On advice, I opted for Giro then. The Giro Pivot is their warmest glove and it has been doing okay in the first several weeks.

The fit is nice and snug, i.e. they don’t feel bulky. Lots of reflective details. One of the most important features that is often not even mentioned is a soft but of fabric on the back of the thumb that works well as a snot-rag. I don’t know about you, but my nose is almost always running on these rainy rides…

Overall, the padding could be a bit more cushy on the palm. My right hand seems to be going a bit numb towards the end of the ride, though I’m not sure that the gloves are at fault in this.

The gloves have definitely been waterproof so far.

The part I like least about these gloves so far (no real test of warmth yet) is the cuff. The cuff of my Gore rain jacket is really easy to match, so that’s not the problem. The velcro closure does almost nothing and has a tendency to bend upwards and get in the way. By doing nothing, I mean that the gloves are not that easy to get into (i.e. they’re snug even with the closure open), but the closure also doesn’t tighten the fit significantly, so why bother?

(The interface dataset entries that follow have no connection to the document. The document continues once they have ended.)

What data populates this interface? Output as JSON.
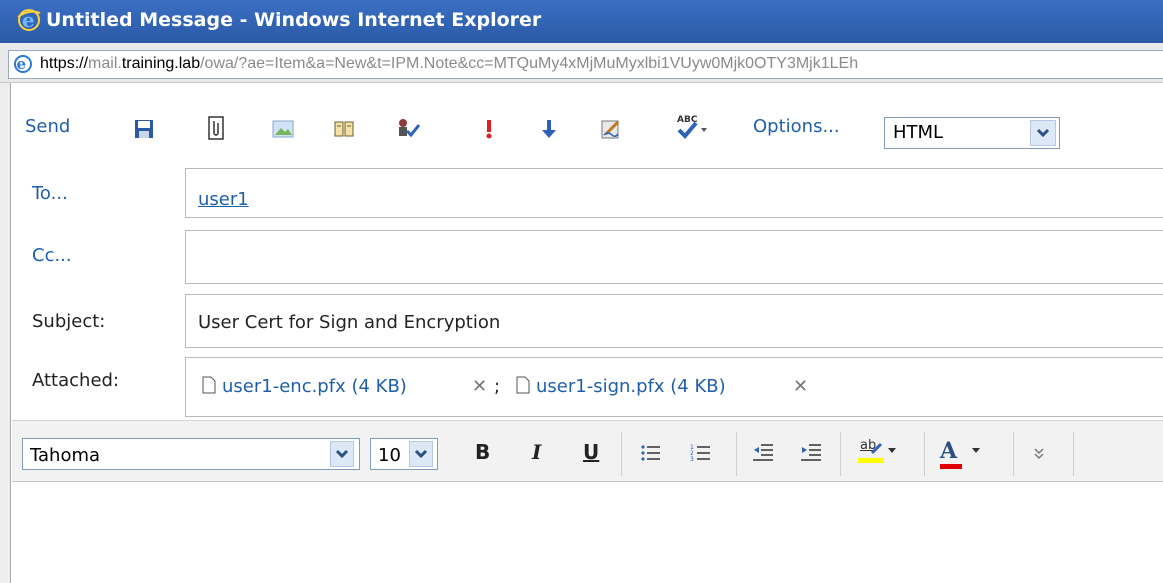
{
  "window": {
    "title": "Untitled Message - Windows Internet Explorer",
    "address_prefix": "https://",
    "address_host_pre": "mail.",
    "address_host": "training.lab",
    "address_path": "/owa/?ae=Item&a=New&t=IPM.Note&cc=MTQuMy4xMjMuMyxlbi1VUyw0Mjk0OTY3Mjk1LEh"
  },
  "toolbar": {
    "send_label": "Send",
    "options_label": "Options...",
    "format_value": "HTML",
    "icons": [
      "save-icon",
      "attach-icon",
      "insert-image-icon",
      "address-book-icon",
      "check-names-icon",
      "high-importance-icon",
      "low-importance-icon",
      "signature-icon",
      "spelling-icon"
    ]
  },
  "form": {
    "to_label": "To...",
    "to_value": "user1",
    "cc_label": "Cc...",
    "cc_value": "",
    "subject_label": "Subject:",
    "subject_value": "User Cert for Sign and Encryption",
    "attached_label": "Attached:",
    "attachments": [
      {
        "name": "user1-enc.pfx (4 KB)",
        "sep": ";"
      },
      {
        "name": "user1-sign.pfx (4 KB)",
        "sep": ""
      }
    ]
  },
  "format_toolbar": {
    "font_value": "Tahoma",
    "size_value": "10",
    "bold": "B",
    "italic": "I",
    "underline": "U",
    "font_color_letter": "A",
    "highlight_letters": "ab",
    "highlight_color": "#ffff00",
    "font_color": "#e00000"
  },
  "colors": {
    "title_bar": "#2f5ea8",
    "link": "#1f5fa8"
  }
}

My hands haven’t felt too warm, in the gloves, but they are slightly moist after the ride. The challenge is that the liner doesn’t seem to dry well without any heat. Obviously, this is not uncommon, but it means that I bring the gloves inside with me when I park at work and at home. Otherwise, they feel a bit clammy when I put them back on.